Please join the LPE Project and APPEAL for our next informal mentoring session!
When: Friday January 20, 2023 at 4:15 – 5:15pm EST, (UTC-5) via Zoom (link will be provided to accepted registrants)
Registration & Deadline: SIGN UP HERE by Wednesday, Jan. 18 at 12PM ET. Space is limited!
Who: We welcome law students and graduate students interested in law school teaching to join us for a small group discussion with faculty about research interests and career strategies.
Professor Blake Emerson, UCLA School of Law.
Areas of Expertise: administrative law, structural constitutional law, and political theory.
Faculty Bio (excerpt): Professor Emerson draws on resources from political theory and American political development to understand the structure and purpose of the regulatory state. He studies questions such as: What role have federal government agencies played in interpreting and implementing civil rights and other fundamental public values? How can legal doctrine ensure that agencies address such significant policy issues in a reasoned and inclusive fashion? In what ways have the diverse institutions of the American state realized, or failed to live up to, democratic principles? Emerson’s book, The Public’s Law: Origins and Architecture of Progressive Democracy (Oxford University Press, 2019), offers a history and theory of democracy in the American administrative state. He has co-authored two reports on federal agency best practices for the Administrative Conference of the United States, and written shorter contributions for Slate, the Notice and Comment Blog, Regulatory Review, and Law and Political Economy Blog.
Professor Michelle Wilde Anderson, Stanford Law School and Doerr School of Sustainability,
Areas of expertise: poverty and inequality, local government law, housing, and environmental justice.
Faculty Bio (excerpt): Professor Anderson combines legal analysis and humanistic reporting to understand and improve city and county governance of low-income urban and rural places. Professor Anderson’s new book, The Fight to Save the Town: Reimagining Discarded America (published by Simon & Schuster in June 2022) focuses on the dismantling and rebuilding of local government in high-poverty communities. Rooted in narrative portraits of urban and rural poverty, the book describes the fallout from decades of cuts to local government amidst rising segregation by income and race.
She has done place-based work focused on the water and infrastructure needs of high-poverty rural communities in the South and Southwest; rural land use challenges in California’s San Joaquin Valley; school reform in Memphis, Tennessee; public bankruptcy and insolvency in Detroit, Stockton, and Puerto Rico; local fiscal crisis and state interventions in Michigan, Pennsylvania, Oregon, and Rhode Island; and poverty in Oregon’s rural timber counties. Her national research has focused on the legal tools (including municipal dissolution, bankruptcy, and receiverships) designed to help city and county governments that are facing high levels of poverty as well as a budget crisis. Across her work, she has worked to understand how the history of racial segregation and ongoing implicit bias against Black, Latinx, and mixed-race neighborhoods/cities affect public investment, service delivery, and housing quality.
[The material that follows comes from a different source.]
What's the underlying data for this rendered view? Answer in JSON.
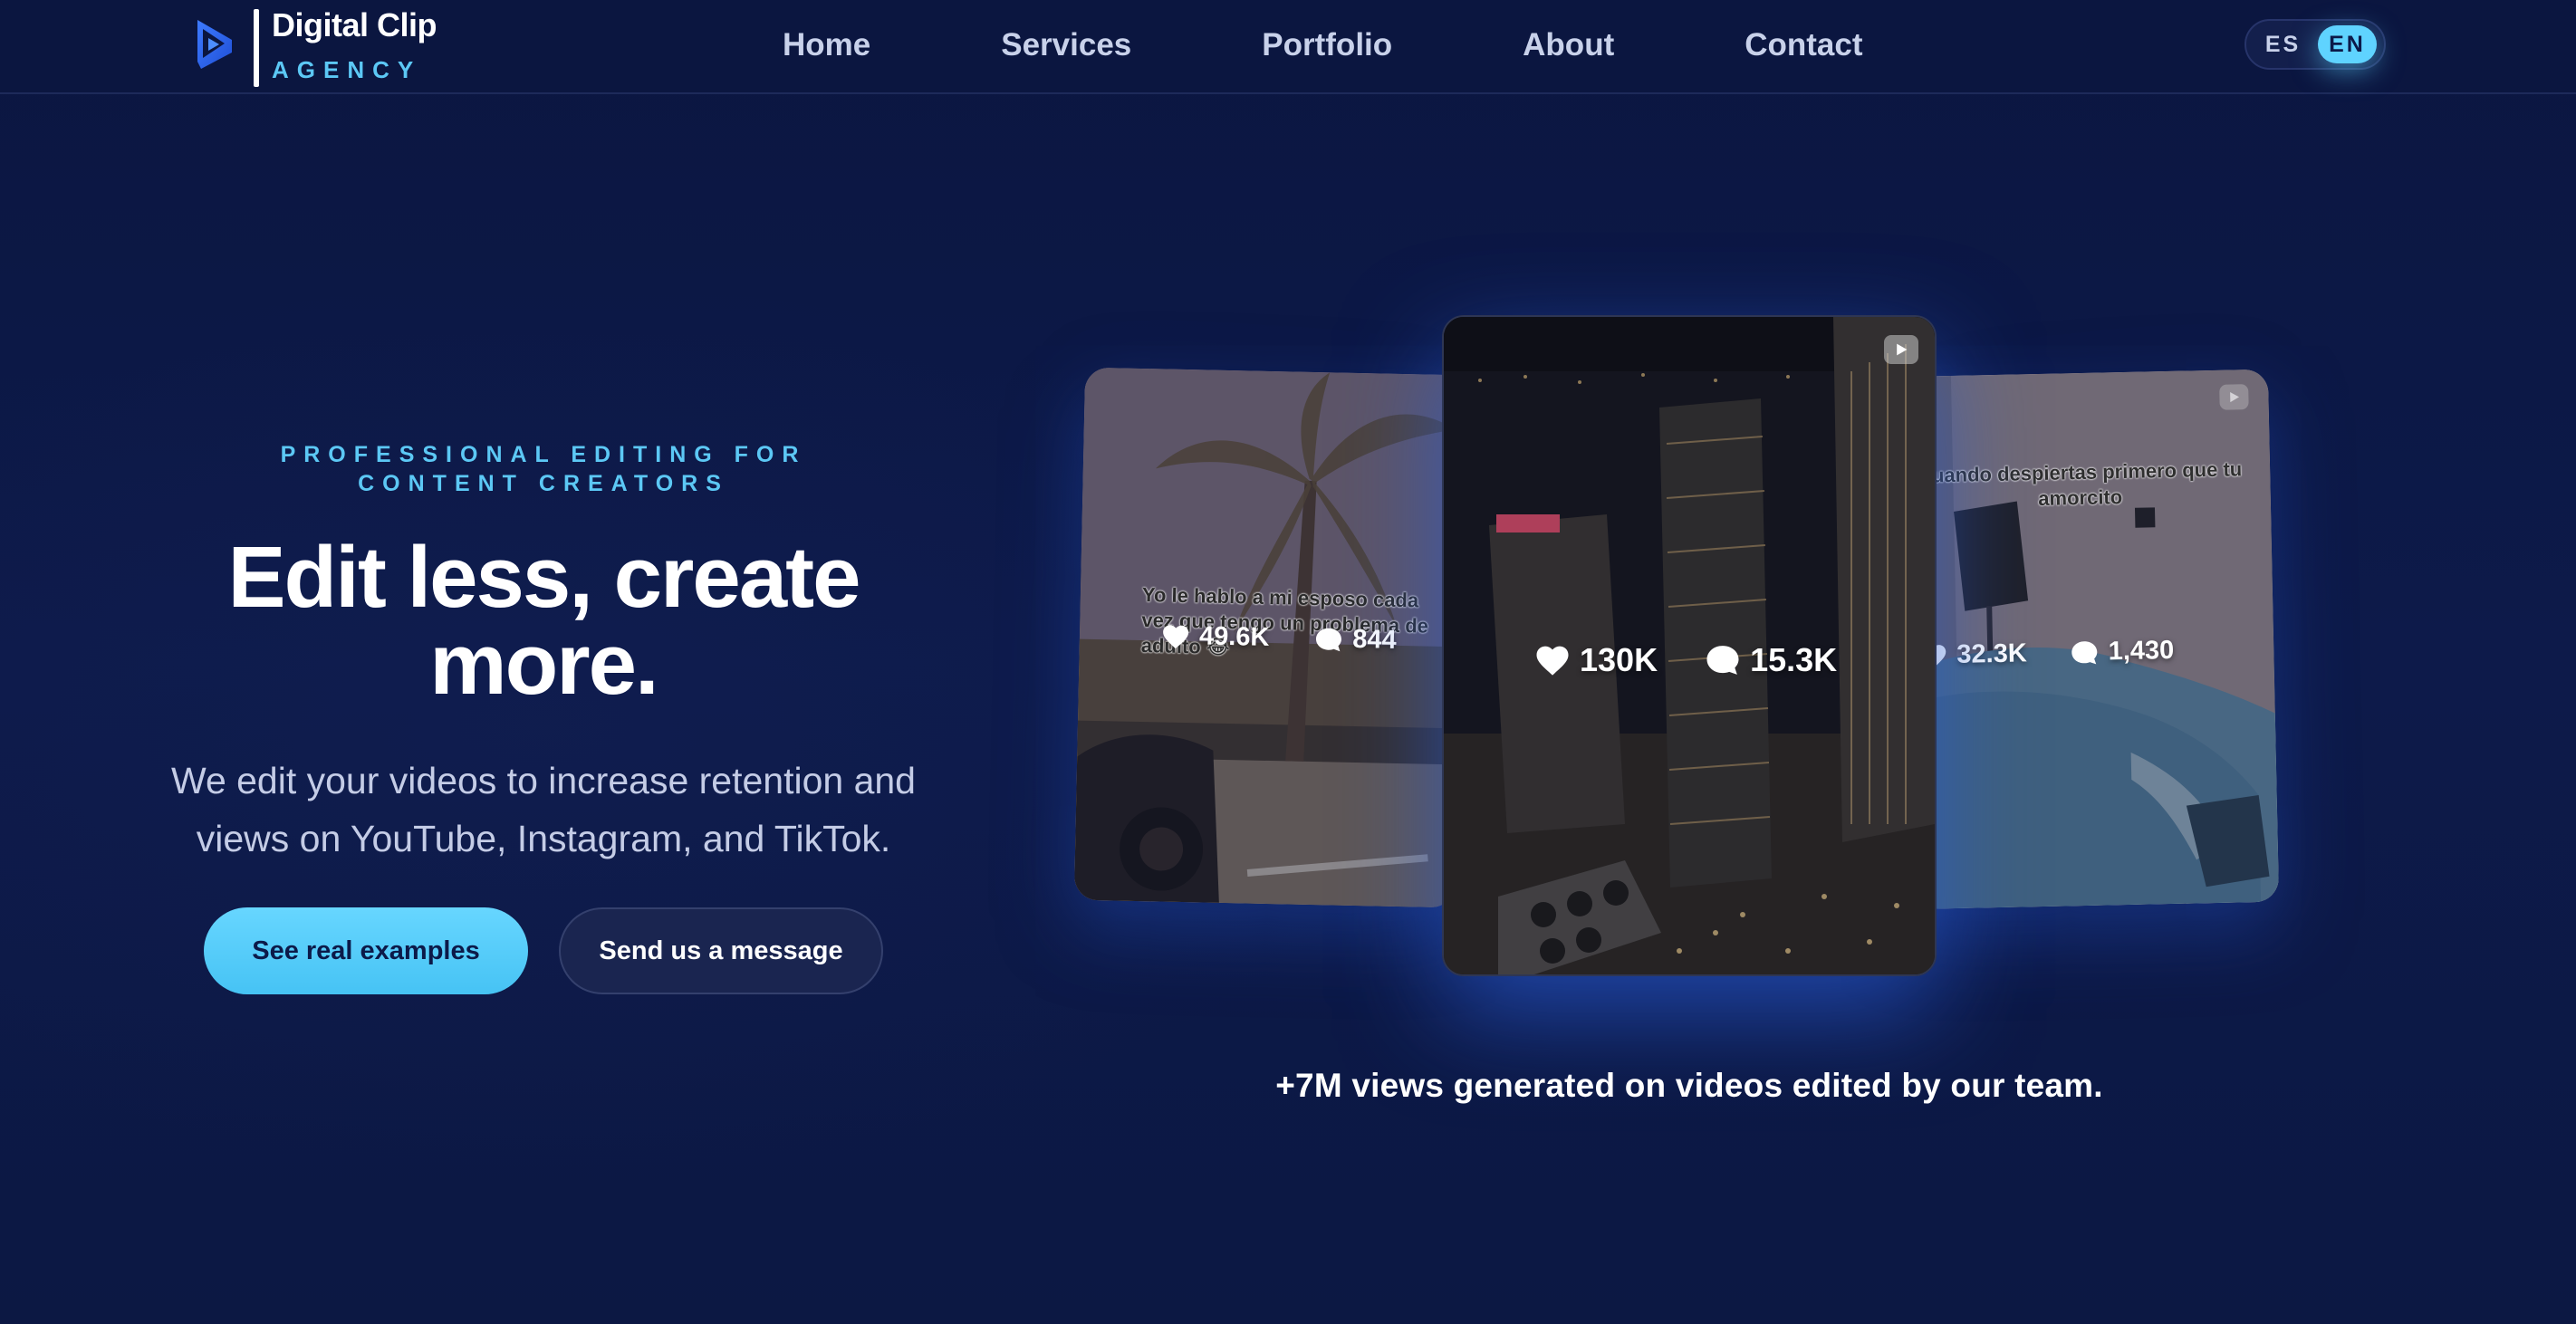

Guiding Thought (from Dr. John Haskell, University of Manchester Law):
We all face doors that seem locked in our lives at various moments. Sometimes they are; sometimes it is just a matter of the wrong key. Sometimes it is just that there are other doors we aren’t seeing. But there is always something to do about a situation and often the best way to get unstuck (or to stay unstuck) is to have opportunities to brainstorm with others. We hope these sessions help facilitate everyone to discover more and better choices in their professional and political life journeys.